With the new Medicare regs, the iron sat goal is now 30-40 and ferritin is 1,400. My corp is now suggesting patients get IV iron each month at clinic visits to keep these values up, thus Hgb should stay in range and less epo should be required. Previously, I did not need any IV iron for as long as a year. Can someone speak to the scenario of giving iron monthly as to whether it benefits patients or not?

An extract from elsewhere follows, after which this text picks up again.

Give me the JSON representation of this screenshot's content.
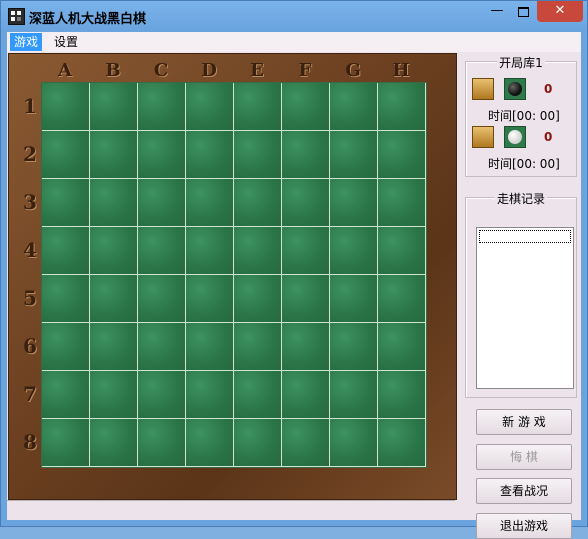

Dear Jane, great question, but a very complex answer. Low iron levels are certainly well documented as a risk factor that also affects EPO response. Recent studies have questioned the levels of ferritin and iron, but in my own mind, I have not come across what I believe are definitive findings to date. Previous medical studies questioned the risks of high iron and ferritin levels and the effect on inflammation, infections and even come cancers. Since then, investigators have thought that the anemia itself was a more important factor than the iron levels or ferritin levels. I was at a prolonged discussion at the Annual Dialysis Conference in Seattle last years where a panel of experts truly didn’t agree on the best approach. As in all medical issues, discussing with your medical team the best response to your given situation is what we are left with. For myself, I am going to take the middle of the road approach, not too high, not too low since I don’t need any EPO to maintain HB over 11 until I am completely convinced of the best approach.

Here is a recent study that summarizes many of the issues, but I am not sure it answers all of them completely.

Perhaps Dr. Agar has a specific opinion on this issue, for myself, I am waiting for further clarification and preceding cautiously.

CMS expects dialysis clinics to follow the KDOQI Guidelines for many measures. The recommendations for transferrin saturation are >20% for HD and PD patients or a reticulocyte hemoglobin of >29 pg/cell. CMS also expects clinics to measure serum ferritin and the targets for for HD patients are >200 ng/ml and <500 ng/ml and/or evaluate the why it’s lower or higher. These levels along with multiple other criteria that clinics should be attempting to meet are on a “Cliff’s Notes” type document called the “Measures Assessment Tool” that is provided to ESRD surveyors who visit dialysis to monitor patient health and safety. The MAT is in a zip file named “Surveyor Laminates.”

TY very much Dr. Laird and Beth for the info on how to look at the new iron regs. I am about to tackle the reading involved so I can discuss it with my neph at my next clinic visit. I can see why you have decided to take a middle of the road approach Dr. Laird.

I’m going to start a new thread on PTH as this is another situation that has changed quite a bit as far as how often labs are done.